But today you were not here on behalf of your novel. You were here to do the right thing. A friend, family member or loved one seemed discouraged/depressed/blue.
Like the stress ball, the pen the secretary lent you was emblazoned with the words Eli Lilly and Company.
With the same hand that had once written <iJack London’s house burned down_, you now wrote a note to Bob, the director of the Health and Counseling Center, apprising him of Sally’s self-injurious behavior(s).
Fortunately, the well-trained staff at the Health and Counseling Center took it from there. Bob contacted Sally and invited her to come in for a consultation. “We understand it is a major step to reach out for help,” Bob said. Sally soon found that addressing some of her concerns in a therapeutic setting was a much more constructive way of handling her problems then engaging in self-injury. “I feel blue,” Sally said. “I feel hopeless about the future.” “As difficult as it may be to endure right now,” Bob explained, “there will come a day when you look back on these times as a tremendous gift. You’re young and have so much going for you.” Bob reminded Sally of the simple pleasures in life, such as taking a jog. After three or four of these therapeutic encounters, Sally went on to live a productive and richly fulfilling life. “I am a happy person,” she reported. “I find work/school satisfying.”
Meanwhile, after that last ardent evening, you and she amicably parted ways. You spent the rest of your senior year revising your skateboarding-themed Bildungsroman. But you would always look back with pride on that moment when you saw something was wrong and you did something about it. You’re a good guy.
Suddenly the phone rang. It was professional skateboarders Julian Stranger, John Cardiel and Tony Trujillo. How they got your number you never found out.
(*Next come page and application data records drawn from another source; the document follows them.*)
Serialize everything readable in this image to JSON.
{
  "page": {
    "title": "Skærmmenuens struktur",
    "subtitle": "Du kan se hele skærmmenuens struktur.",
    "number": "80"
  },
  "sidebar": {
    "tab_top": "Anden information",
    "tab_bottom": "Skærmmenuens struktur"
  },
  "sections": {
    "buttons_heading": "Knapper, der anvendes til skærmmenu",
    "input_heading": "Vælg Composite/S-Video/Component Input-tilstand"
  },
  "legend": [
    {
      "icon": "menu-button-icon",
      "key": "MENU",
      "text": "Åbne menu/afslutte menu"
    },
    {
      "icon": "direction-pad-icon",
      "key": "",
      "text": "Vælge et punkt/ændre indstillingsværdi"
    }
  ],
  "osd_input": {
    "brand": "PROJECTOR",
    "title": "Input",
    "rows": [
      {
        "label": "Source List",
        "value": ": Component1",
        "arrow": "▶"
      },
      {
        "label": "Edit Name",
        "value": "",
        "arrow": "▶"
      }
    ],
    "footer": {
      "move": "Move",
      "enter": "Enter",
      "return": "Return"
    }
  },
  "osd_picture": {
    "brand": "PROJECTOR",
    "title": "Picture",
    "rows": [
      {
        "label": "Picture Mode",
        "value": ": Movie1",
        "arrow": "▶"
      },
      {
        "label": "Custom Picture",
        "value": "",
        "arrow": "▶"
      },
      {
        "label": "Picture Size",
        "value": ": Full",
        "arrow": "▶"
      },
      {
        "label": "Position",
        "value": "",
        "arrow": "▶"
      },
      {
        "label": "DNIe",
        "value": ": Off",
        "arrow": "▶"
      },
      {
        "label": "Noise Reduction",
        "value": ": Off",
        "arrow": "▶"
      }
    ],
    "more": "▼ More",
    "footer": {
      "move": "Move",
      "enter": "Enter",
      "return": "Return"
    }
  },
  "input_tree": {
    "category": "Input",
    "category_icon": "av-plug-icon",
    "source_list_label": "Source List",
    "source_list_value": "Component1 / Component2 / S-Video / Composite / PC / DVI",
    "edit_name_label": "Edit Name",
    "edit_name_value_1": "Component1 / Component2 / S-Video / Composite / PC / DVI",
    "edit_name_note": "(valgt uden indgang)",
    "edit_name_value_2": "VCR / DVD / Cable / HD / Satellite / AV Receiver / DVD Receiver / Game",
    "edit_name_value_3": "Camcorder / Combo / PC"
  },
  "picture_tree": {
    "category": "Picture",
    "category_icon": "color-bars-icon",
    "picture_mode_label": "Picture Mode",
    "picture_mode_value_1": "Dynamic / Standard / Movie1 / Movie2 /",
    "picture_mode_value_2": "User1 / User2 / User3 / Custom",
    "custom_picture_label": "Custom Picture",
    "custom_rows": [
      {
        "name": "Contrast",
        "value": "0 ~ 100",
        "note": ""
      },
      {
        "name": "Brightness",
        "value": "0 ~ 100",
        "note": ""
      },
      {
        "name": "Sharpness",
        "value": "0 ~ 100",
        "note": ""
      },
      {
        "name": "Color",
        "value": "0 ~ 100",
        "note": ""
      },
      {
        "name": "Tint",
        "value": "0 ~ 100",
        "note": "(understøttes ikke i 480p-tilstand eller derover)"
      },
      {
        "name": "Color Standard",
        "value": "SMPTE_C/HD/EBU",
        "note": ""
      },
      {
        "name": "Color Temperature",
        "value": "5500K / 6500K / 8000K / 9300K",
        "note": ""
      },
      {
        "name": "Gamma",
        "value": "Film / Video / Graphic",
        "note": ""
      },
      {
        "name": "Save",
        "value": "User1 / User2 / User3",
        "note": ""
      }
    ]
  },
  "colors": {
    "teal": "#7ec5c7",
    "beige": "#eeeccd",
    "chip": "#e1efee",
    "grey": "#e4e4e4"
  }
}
Tony Trujillo said he had seen you skate at your bucolic liberal arts college, and he was like, “Julian and I have been particularly impressed by your nollie kickflips, and therefore we would like to invite you on tour with the Antihero skateboard team so that you may thrash with us.”
“What do you thrash?” you asked.
“What do you got?” Julian Stranger replied with a sneer.
Then you became a world-renowned professional skateboarder. And everyone lived happily ever after.
Or did they?